Spotting the differences

Men and women have physical, physiological and psychological differences that can determine how risks affect them. Women are also the ones who give birth and, in most cases, look after children or assume other family caring responsibilities.  The employment experiences of men and women also differ, because women and men are still often found in different occupations, or treated differently by employers.  This means that men still tend to predominate more visibly heavy and dangerous work, such as construction, where there are high levels of injury from one-off events. Women, on the other hand, still tend to work in areas where work-related illness arises from less visible, long-term exposures to harm. Even in the same workplace, with the same job title and carrying out the same tasks, men and women can experience different demands, exposures and effects.

Traditional bias

In the past, less attention has been given to the health and safety needs of women. The traditional emphasis of health and safety has been on risk prevention in visibly dangerous work largely carried out by men in sectors such as construction and mining, where inadequate risk control can lead to fatalities.

On the other hand, the historic focus for women (particularly pregnant women) has been on prohibiting certain types of work and exposures, or has been based on an assumption that the kind of work that women do is safer.

Because of this, research and developments in health and safety regulation, policy and risk management have been primarily based on work traditionally done by men, while women’s occupational injuries and illnesses, such as work-related stress, musculoskeletal disorders (MSD) and dermatitis have been largely ignored, under-diagnosed, under-reported and under-compensated.

This means that, even today, occupational health and safety often treats men and women as if they were the same, or makes gender-stereotypes, such as saying women do lighter work or that men are less likely to suffer from work-related stress.
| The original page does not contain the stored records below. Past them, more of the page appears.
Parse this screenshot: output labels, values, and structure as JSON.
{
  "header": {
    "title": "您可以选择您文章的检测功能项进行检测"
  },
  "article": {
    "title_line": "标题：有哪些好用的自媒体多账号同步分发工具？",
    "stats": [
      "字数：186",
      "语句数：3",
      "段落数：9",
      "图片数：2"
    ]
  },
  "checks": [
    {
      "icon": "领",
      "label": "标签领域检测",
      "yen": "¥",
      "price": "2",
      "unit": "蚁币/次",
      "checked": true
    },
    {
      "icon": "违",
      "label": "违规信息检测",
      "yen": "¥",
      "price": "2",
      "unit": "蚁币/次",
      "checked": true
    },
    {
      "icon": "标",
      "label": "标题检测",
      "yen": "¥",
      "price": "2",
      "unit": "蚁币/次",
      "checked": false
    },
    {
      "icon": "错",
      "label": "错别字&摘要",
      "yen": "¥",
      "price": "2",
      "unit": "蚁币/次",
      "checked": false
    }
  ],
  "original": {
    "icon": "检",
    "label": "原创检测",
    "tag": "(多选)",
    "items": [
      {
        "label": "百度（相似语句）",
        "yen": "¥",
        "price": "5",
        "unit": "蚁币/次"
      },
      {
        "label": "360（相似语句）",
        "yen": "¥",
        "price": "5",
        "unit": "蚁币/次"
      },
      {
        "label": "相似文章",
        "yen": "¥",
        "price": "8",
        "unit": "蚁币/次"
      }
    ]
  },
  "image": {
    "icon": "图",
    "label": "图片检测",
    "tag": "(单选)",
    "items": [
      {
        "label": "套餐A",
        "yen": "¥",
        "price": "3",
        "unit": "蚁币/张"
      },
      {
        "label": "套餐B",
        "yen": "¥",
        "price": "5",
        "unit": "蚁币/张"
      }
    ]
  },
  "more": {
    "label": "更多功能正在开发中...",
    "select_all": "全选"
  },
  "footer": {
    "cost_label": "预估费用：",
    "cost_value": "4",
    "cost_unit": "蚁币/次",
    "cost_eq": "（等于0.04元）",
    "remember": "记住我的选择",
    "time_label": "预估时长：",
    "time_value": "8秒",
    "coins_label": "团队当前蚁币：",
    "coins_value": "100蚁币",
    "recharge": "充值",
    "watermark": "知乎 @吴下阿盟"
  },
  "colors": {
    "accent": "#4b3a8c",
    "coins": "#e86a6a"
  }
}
In contrast, a gender-sensitive approach acknowledges and makes visible the differences that exist between male and female workers, identifying their differing risks and proposing control measures so that effective solutions are provided for everyone.